Whitman artists explore the meanings and traditions of painting

Whitman artists explore the meanings and traditions of painting

Andrew Somoskey, Untitled
32″ x 24″, oil on canvas (2020)

Jan. 4, 2022 LA GRANDE, Ore. – The Nightingale Gallery at Eastern Oregon University begins Winter Term with an exhibition by Walla Walla artists Andrew and Emily Somoskey.

The Somoskey’s will hold a public talk introducing their work on Jan. 13, and their exhibition, “Vis-à-vis” opens Jan 14.

“Vis-à-vis” consists of a variety of works that explore and expand upon the traditions of painting. Emily’s mixed-media work on canvas integrates layers of paint and collaged digital prints, while Andrew’s includes oil painting on canvas, wall-based installation and vinyl collage. 

The French term “vis-à-vis” originally referred to a carriage where passengers faced one another, and came to describe two entities in opposition or working alongside one another. It’s direct translation refers to two things that are face-to-face. This proximity generates a dialogue that inspires and drives the exhibition. 

As partners with separate artistic practices, their work is connected through their proximity, continual dialogue and response to one another’s work, along with a general set of shared values and ideas about the world.

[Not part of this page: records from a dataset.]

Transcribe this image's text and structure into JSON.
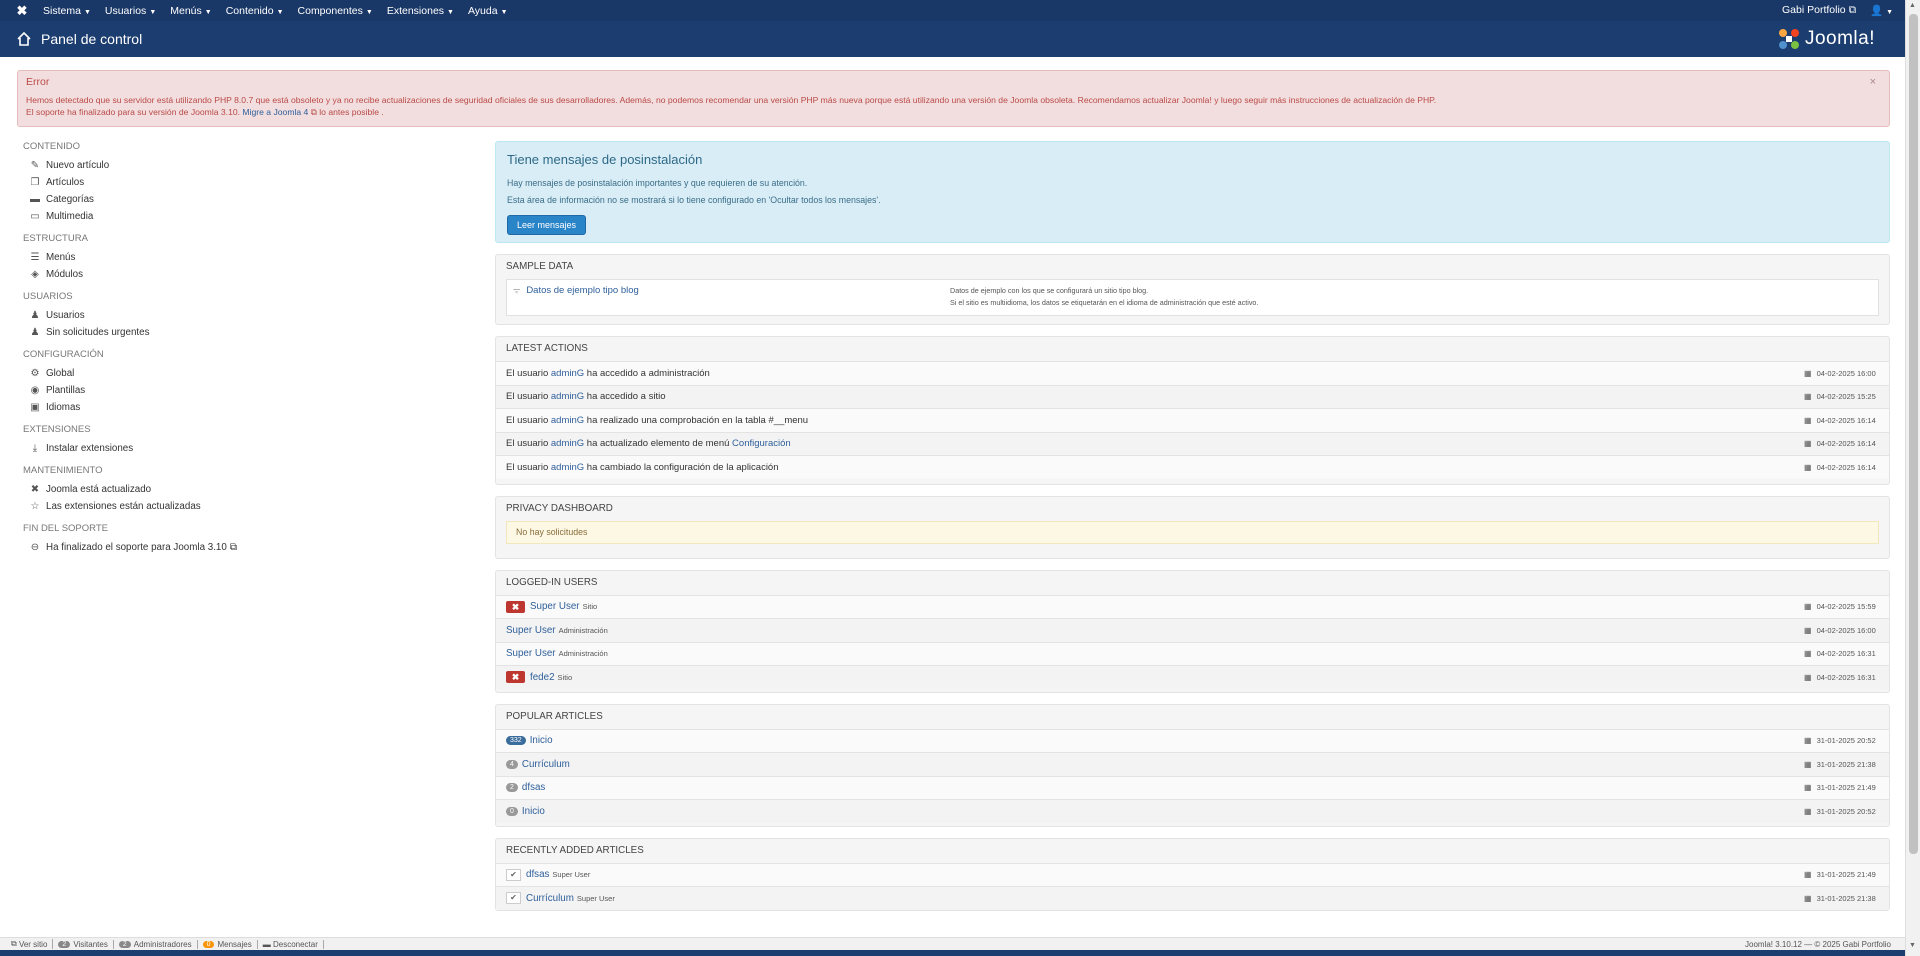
{
  "topnav": {
    "menu": [
      "Sistema",
      "Usuarios",
      "Menús",
      "Contenido",
      "Componentes",
      "Extensiones",
      "Ayuda"
    ],
    "site_link": "Gabi Portfolio"
  },
  "header": {
    "title": "Panel de control",
    "brand": "Joomla!"
  },
  "alert": {
    "title": "Error",
    "line1": "Hemos detectado que su servidor está utilizando PHP 8.0.7 que está obsoleto y ya no recibe actualizaciones de seguridad oficiales de sus desarrolladores. Además, no podemos recomendar una versión PHP más nueva porque está utilizando una versión de Joomla obsoleta. Recomendamos actualizar Joomla! y luego seguir más instrucciones de actualización de PHP.",
    "line2_pre": "El soporte ha finalizado para su versión de Joomla 3.10.",
    "line2_link": "Migre a Joomla 4",
    "line2_post": "lo antes posible ."
  },
  "sidebar": {
    "sections": [
      {
        "head": "CONTENIDO",
        "items": [
          {
            "label": "Nuevo artículo",
            "icon": "pencil-icon"
          },
          {
            "label": "Artículos",
            "icon": "copy-icon"
          },
          {
            "label": "Categorías",
            "icon": "folder-icon"
          },
          {
            "label": "Multimedia",
            "icon": "image-icon"
          }
        ]
      },
      {
        "head": "ESTRUCTURA",
        "items": [
          {
            "label": "Menús",
            "icon": "list-icon"
          },
          {
            "label": "Módulos",
            "icon": "cube-icon"
          }
        ]
      },
      {
        "head": "USUARIOS",
        "items": [
          {
            "label": "Usuarios",
            "icon": "users-icon"
          },
          {
            "label": "Sin solicitudes urgentes",
            "icon": "users-icon"
          }
        ]
      },
      {
        "head": "CONFIGURACIÓN",
        "items": [
          {
            "label": "Global",
            "icon": "gear-icon"
          },
          {
            "label": "Plantillas",
            "icon": "eye-icon"
          },
          {
            "label": "Idiomas",
            "icon": "comments-icon"
          }
        ]
      },
      {
        "head": "EXTENSIONES",
        "items": [
          {
            "label": "Instalar extensiones",
            "icon": "download-icon"
          }
        ]
      },
      {
        "head": "MANTENIMIENTO",
        "items": [
          {
            "label": "Joomla está actualizado",
            "icon": "joomla-icon"
          },
          {
            "label": "Las extensiones están actualizadas",
            "icon": "star-icon"
          }
        ]
      },
      {
        "head": "FIN DEL SOPORTE",
        "items": [
          {
            "label": "Ha finalizado el soporte para Joomla 3.10",
            "icon": "minus-circle-icon"
          }
        ]
      }
    ]
  },
  "posinstall": {
    "title": "Tiene mensajes de posinstalación",
    "line1": "Hay mensajes de posinstalación importantes y que requieren de su atención.",
    "line2": "Esta área de información no se mostrará si lo tiene configurado en 'Ocultar todos los mensajes'.",
    "button": "Leer mensajes"
  },
  "sample_data": {
    "head": "SAMPLE DATA",
    "item": "Datos de ejemplo tipo blog",
    "desc1": "Datos de ejemplo con los que se configurará un sitio tipo blog.",
    "desc2": "Si el sitio es multiidioma, los datos se etiquetarán en el idioma de administración que esté activo."
  },
  "latest_actions": {
    "head": "LATEST ACTIONS",
    "rows": [
      {
        "pre": "El usuario",
        "user": "adminG",
        "text": "ha accedido a administración",
        "link": "",
        "date": "04-02-2025 16:00"
      },
      {
        "pre": "El usuario",
        "user": "adminG",
        "text": "ha accedido a sitio",
        "link": "",
        "date": "04-02-2025 15:25"
      },
      {
        "pre": "El usuario",
        "user": "adminG",
        "text": "ha realizado una comprobación en la tabla #__menu",
        "link": "",
        "date": "04-02-2025 16:14"
      },
      {
        "pre": "El usuario",
        "user": "adminG",
        "text": "ha actualizado elemento de menú",
        "link": "Configuración",
        "date": "04-02-2025 16:14"
      },
      {
        "pre": "El usuario",
        "user": "adminG",
        "text": "ha cambiado la configuración de la aplicación",
        "link": "",
        "date": "04-02-2025 16:14"
      }
    ]
  },
  "privacy": {
    "head": "PRIVACY DASHBOARD",
    "message": "No hay solicitudes"
  },
  "logged_in": {
    "head": "LOGGED-IN USERS",
    "rows": [
      {
        "name": "Super User",
        "where": "Sitio",
        "logout": true,
        "date": "04-02-2025 15:59"
      },
      {
        "name": "Super User",
        "where": "Administración",
        "logout": false,
        "date": "04-02-2025 16:00"
      },
      {
        "name": "Super User",
        "where": "Administración",
        "logout": false,
        "date": "04-02-2025 16:31"
      },
      {
        "name": "fede2",
        "where": "Sitio",
        "logout": true,
        "date": "04-02-2025 16:31"
      }
    ]
  },
  "popular": {
    "head": "POPULAR ARTICLES",
    "rows": [
      {
        "hits": "332",
        "title": "Inicio",
        "date": "31-01-2025 20:52"
      },
      {
        "hits": "4",
        "title": "Currículum",
        "date": "31-01-2025 21:38"
      },
      {
        "hits": "2",
        "title": "dfsas",
        "date": "31-01-2025 21:49"
      },
      {
        "hits": "0",
        "title": "Inicio",
        "date": "31-01-2025 20:52"
      }
    ]
  },
  "recent": {
    "head": "RECENTLY ADDED ARTICLES",
    "rows": [
      {
        "title": "dfsas",
        "author": "Super User",
        "date": "31-01-2025 21:49"
      },
      {
        "title": "Currículum",
        "author": "Super User",
        "date": "31-01-2025 21:38"
      }
    ]
  },
  "footer": {
    "ver_sitio": "Ver sitio",
    "visitantes_count": "2",
    "visitantes": "Visitantes",
    "admins_count": "2",
    "admins": "Administradores",
    "mensajes_count": "0",
    "mensajes": "Mensajes",
    "desconectar": "Desconectar",
    "copyright": "Joomla! 3.10.12 — © 2025 Gabi Portfolio"
  },
  "colors": {
    "navbar": "#1a3867",
    "header": "#1c3d6f",
    "alert_bg": "#f2dede",
    "alert_text": "#b94a48",
    "info_bg": "#d9edf7",
    "button": "#2a84c8",
    "danger": "#bd362f"
  }
}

These conversations directly and indirectly influence each artist’s process, formal decisions, and ideas that come to shape their respective artistic practices.

Both Emily and Andrew hail from Ohio and earned MFA degrees from Michigan State University. They now nurture student artists at Whitman College in Walla Walla, Washington. 

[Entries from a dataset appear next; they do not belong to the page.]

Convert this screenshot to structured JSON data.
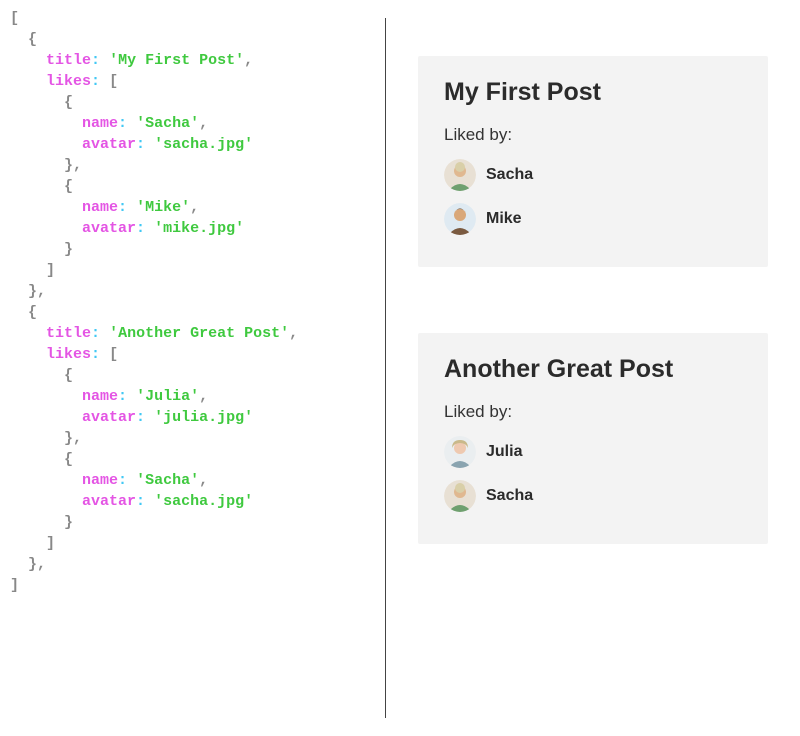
{
  "code": {
    "posts": [
      {
        "title_key": "title",
        "title_val": "'My First Post'",
        "likes_key": "likes",
        "likes": [
          {
            "name_key": "name",
            "name_val": "'Sacha'",
            "avatar_key": "avatar",
            "avatar_val": "'sacha.jpg'"
          },
          {
            "name_key": "name",
            "name_val": "'Mike'",
            "avatar_key": "avatar",
            "avatar_val": "'mike.jpg'"
          }
        ]
      },
      {
        "title_key": "title",
        "title_val": "'Another Great Post'",
        "likes_key": "likes",
        "likes": [
          {
            "name_key": "name",
            "name_val": "'Julia'",
            "avatar_key": "avatar",
            "avatar_val": "'julia.jpg'"
          },
          {
            "name_key": "name",
            "name_val": "'Sacha'",
            "avatar_key": "avatar",
            "avatar_val": "'sacha.jpg'"
          }
        ]
      }
    ]
  },
  "cards": [
    {
      "title": "My First Post",
      "liked_label": "Liked by:",
      "likers": [
        {
          "name": "Sacha",
          "avatar_id": "sacha"
        },
        {
          "name": "Mike",
          "avatar_id": "mike"
        }
      ]
    },
    {
      "title": "Another Great Post",
      "liked_label": "Liked by:",
      "likers": [
        {
          "name": "Julia",
          "avatar_id": "julia"
        },
        {
          "name": "Sacha",
          "avatar_id": "sacha"
        }
      ]
    }
  ]
}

“‘Vis-à-vis’ encourages viewers to explore Emily and Andrew’s complex, layered compositions, as well as engage in the ongoing dialogue of the two artists’ works,” Gallery Director Cory Peeke said. 

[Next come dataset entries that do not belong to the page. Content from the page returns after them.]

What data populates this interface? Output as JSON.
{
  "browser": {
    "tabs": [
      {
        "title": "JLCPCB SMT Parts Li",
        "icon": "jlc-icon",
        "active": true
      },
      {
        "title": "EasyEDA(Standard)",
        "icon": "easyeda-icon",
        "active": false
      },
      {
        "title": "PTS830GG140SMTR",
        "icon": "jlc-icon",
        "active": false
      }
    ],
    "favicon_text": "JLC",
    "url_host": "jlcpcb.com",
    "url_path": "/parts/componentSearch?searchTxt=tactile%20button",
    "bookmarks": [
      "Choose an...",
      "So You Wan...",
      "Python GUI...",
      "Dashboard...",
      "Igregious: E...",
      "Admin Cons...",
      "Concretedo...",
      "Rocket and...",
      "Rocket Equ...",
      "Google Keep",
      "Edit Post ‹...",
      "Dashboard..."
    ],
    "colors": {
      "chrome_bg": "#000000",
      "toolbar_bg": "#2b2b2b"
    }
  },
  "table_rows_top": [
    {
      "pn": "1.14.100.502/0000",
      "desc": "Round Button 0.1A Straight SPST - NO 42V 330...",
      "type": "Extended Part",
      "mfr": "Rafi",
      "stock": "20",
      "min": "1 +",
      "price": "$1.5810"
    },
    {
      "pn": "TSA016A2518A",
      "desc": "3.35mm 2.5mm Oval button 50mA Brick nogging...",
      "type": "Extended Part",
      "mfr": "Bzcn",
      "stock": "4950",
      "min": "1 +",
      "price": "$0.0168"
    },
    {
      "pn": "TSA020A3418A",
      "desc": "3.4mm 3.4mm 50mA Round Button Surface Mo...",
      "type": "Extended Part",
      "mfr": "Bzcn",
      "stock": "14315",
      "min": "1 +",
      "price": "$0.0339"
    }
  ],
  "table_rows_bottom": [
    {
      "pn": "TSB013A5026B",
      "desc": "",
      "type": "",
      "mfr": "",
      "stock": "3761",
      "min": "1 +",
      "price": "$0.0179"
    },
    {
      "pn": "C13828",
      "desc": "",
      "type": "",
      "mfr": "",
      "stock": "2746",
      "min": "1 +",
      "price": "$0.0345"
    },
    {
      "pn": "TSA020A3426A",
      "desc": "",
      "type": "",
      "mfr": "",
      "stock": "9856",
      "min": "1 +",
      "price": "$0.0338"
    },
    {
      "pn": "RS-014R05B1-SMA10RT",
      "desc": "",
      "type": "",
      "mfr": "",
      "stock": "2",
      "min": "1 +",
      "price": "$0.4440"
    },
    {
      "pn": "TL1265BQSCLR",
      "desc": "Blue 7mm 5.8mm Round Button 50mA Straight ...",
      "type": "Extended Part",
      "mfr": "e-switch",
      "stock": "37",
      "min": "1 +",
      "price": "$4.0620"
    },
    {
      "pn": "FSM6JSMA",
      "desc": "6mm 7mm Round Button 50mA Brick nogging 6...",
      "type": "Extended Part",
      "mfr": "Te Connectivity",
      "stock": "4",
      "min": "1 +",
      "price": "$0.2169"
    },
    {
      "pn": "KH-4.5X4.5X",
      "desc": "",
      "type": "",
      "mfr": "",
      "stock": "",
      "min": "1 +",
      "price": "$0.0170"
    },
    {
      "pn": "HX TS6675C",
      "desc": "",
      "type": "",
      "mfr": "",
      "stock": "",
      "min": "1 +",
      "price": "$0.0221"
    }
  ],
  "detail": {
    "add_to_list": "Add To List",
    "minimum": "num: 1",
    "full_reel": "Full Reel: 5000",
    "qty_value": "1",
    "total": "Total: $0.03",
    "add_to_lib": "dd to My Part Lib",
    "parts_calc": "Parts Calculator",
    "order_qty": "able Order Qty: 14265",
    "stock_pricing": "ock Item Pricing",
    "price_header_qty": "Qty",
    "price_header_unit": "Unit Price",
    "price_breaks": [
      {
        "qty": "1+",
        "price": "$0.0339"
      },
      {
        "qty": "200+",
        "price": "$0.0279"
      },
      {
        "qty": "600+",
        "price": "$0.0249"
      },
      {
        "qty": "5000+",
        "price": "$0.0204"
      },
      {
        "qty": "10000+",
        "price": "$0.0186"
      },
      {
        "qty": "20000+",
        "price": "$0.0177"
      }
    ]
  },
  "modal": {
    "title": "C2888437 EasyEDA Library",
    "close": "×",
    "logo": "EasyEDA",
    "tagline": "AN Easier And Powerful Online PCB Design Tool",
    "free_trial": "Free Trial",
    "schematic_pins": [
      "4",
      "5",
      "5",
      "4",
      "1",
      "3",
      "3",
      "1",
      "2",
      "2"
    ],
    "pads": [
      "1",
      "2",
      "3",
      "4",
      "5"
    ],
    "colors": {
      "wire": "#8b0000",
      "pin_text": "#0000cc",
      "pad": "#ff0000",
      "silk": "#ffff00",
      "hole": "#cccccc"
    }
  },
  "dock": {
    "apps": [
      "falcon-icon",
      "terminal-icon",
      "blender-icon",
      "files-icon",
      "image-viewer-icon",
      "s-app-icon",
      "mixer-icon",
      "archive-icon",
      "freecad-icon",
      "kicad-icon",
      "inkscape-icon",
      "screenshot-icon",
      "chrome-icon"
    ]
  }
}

Both Emily and Andrew’s work examines the ways in which we navigate transitional spaces and the systems within our environments through the language of abstraction. 

“The systems I reference within my process center around textual and symbolic language. They also refer to the history of abstraction,” Andrew said.

While Andrew’s work is based in encoding and decoding text, and Emily’s mixed-media work is based in the pieces and fragments from the world itself, they both ask, “How do we navigate the familiar and respond to the unknown?” 

“My work gives form to the complexity, instability, and enigmatic nature of our lived experiences,” Emily said. 

“Vis-à-vis” opens with a reception for the artists from 5 to 7 p.m. on Friday, Jan. 14 in the gallery located in Loso Hall, and runs through Feb. 9. 

The gallery is open 11 a.m. to 4 p.m., Monday through Friday. Proper face coverings are required of all campus visitors and social distancing is encouraged. The Somoskey’s will also present a public talk about their work at 6 p.m. on Thursday, Jan. 13 in Badgley Hall’s Huber Auditorium.

For more information, visit eou.edu/art or follow the Nightingale Gallery on Facebook and Instagram.

To request images of artwork for publication or to schedule an interview with the artist please contact Gallery Director Cory Peeke at cpeeke@eou.edu.